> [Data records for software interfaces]
>>>

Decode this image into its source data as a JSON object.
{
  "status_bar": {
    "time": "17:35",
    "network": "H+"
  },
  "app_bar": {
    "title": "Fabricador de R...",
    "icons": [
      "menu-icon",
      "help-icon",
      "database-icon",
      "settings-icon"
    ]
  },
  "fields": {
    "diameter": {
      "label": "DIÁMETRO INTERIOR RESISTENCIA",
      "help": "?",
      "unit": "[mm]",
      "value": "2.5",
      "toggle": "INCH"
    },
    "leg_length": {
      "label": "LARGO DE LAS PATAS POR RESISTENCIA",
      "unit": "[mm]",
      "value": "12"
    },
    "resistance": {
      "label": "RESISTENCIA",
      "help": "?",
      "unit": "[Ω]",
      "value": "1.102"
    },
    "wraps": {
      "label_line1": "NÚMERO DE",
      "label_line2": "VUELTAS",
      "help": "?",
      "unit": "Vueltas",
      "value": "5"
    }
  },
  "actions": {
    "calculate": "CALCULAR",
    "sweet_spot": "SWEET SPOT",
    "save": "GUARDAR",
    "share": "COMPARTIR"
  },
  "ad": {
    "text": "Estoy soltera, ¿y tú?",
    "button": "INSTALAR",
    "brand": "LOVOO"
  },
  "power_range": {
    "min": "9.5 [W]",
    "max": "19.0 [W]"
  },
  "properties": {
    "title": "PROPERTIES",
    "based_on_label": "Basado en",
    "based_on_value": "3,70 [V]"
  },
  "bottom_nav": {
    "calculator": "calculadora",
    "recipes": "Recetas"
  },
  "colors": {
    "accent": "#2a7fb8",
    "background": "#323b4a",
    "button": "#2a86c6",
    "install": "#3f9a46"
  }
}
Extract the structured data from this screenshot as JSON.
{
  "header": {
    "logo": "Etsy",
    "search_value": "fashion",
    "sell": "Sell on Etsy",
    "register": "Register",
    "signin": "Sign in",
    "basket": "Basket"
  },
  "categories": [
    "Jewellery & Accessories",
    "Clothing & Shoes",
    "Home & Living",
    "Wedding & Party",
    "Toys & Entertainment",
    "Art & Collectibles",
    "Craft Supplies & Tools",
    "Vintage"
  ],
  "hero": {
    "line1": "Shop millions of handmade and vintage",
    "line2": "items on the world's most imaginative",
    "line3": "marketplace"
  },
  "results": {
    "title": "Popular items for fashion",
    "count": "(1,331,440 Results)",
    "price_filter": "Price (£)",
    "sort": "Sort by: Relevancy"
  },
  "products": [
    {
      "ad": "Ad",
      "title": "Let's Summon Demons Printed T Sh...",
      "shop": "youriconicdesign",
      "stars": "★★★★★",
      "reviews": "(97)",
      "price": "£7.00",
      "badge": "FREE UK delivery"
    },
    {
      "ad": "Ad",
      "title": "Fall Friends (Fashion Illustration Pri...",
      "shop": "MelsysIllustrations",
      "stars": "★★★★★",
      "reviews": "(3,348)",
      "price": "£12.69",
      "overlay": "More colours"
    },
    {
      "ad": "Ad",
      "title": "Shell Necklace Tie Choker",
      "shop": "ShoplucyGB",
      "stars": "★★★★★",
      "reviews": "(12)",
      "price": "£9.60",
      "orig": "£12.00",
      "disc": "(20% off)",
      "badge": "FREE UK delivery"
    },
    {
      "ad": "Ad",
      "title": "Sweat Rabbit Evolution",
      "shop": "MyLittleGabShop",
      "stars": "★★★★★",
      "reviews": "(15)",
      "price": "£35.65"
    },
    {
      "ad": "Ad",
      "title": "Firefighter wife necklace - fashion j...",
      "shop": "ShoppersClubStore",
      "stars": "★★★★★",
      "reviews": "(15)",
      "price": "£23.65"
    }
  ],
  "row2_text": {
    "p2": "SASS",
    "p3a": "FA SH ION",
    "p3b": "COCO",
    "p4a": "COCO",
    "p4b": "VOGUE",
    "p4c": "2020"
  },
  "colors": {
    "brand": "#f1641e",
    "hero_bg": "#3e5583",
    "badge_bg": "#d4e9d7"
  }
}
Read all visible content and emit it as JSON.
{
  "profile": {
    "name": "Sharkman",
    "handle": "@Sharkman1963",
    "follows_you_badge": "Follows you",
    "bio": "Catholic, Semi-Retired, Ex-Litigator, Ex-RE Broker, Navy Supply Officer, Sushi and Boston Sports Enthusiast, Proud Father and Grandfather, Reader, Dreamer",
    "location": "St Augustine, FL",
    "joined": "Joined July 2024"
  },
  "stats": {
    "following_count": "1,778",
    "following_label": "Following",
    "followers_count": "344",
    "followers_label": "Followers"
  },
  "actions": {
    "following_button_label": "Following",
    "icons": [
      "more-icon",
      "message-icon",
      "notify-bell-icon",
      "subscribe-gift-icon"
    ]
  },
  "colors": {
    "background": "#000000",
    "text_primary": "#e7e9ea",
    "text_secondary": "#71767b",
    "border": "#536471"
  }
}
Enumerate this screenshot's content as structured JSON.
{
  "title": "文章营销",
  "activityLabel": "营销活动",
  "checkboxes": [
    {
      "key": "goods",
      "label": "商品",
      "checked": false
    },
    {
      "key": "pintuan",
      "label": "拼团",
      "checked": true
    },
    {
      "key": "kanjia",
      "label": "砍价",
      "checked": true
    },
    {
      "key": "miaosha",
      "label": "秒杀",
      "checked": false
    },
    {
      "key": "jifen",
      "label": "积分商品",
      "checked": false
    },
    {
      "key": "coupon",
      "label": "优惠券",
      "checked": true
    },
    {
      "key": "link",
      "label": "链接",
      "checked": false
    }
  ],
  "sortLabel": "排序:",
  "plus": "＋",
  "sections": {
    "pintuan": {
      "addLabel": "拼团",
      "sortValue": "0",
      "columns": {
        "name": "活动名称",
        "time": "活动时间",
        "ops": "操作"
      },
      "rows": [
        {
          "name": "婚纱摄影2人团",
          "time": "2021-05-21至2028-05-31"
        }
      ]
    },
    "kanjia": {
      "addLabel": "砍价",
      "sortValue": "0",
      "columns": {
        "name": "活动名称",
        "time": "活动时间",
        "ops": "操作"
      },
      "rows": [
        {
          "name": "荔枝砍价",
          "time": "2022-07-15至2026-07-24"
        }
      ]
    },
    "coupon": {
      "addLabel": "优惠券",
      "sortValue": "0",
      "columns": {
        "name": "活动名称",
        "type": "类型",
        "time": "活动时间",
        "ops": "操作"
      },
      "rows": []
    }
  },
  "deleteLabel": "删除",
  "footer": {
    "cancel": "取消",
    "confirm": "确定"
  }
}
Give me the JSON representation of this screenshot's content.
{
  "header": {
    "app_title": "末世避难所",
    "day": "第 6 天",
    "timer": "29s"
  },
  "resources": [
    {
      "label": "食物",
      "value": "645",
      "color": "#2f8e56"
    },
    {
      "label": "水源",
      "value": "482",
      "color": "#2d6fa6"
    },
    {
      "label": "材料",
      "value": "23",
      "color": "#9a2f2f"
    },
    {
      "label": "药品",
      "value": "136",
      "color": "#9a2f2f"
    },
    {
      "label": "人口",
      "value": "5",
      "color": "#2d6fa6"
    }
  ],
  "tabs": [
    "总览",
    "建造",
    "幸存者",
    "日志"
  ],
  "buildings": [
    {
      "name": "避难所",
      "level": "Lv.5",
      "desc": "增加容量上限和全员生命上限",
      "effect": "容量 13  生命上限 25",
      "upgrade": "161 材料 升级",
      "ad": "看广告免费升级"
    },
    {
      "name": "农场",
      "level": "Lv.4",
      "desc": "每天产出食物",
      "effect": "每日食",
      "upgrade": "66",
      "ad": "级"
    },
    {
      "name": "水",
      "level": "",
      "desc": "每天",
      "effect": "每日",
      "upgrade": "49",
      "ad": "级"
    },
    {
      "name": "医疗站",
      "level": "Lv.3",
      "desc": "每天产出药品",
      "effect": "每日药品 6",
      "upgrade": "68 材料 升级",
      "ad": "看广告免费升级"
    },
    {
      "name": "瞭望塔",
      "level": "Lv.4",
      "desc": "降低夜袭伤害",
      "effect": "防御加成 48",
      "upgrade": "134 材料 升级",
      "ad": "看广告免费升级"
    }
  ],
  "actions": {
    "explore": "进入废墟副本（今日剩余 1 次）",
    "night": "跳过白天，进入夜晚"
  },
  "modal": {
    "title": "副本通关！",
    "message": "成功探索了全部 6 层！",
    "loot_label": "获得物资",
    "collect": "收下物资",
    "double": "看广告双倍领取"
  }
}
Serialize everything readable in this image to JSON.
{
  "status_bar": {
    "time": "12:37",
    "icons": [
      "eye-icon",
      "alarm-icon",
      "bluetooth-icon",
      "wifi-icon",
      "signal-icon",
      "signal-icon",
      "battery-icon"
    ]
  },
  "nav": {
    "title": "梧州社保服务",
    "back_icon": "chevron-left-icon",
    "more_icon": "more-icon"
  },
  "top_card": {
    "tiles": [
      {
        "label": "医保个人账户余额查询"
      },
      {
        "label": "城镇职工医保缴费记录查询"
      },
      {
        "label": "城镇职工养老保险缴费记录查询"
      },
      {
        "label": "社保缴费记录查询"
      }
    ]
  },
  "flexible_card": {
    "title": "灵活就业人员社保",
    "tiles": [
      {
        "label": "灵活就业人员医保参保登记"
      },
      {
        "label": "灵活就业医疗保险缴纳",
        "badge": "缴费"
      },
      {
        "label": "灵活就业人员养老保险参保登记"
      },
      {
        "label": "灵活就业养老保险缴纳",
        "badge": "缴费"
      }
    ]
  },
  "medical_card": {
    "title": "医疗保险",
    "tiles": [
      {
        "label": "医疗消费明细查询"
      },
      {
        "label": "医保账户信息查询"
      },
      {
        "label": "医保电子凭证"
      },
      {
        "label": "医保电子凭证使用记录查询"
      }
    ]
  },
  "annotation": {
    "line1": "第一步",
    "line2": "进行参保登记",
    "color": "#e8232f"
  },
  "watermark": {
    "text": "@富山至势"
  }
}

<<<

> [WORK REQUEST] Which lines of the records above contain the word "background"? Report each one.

> [ANSWER SECTION]
    "background": "#323b4a",
    "background": "#000000",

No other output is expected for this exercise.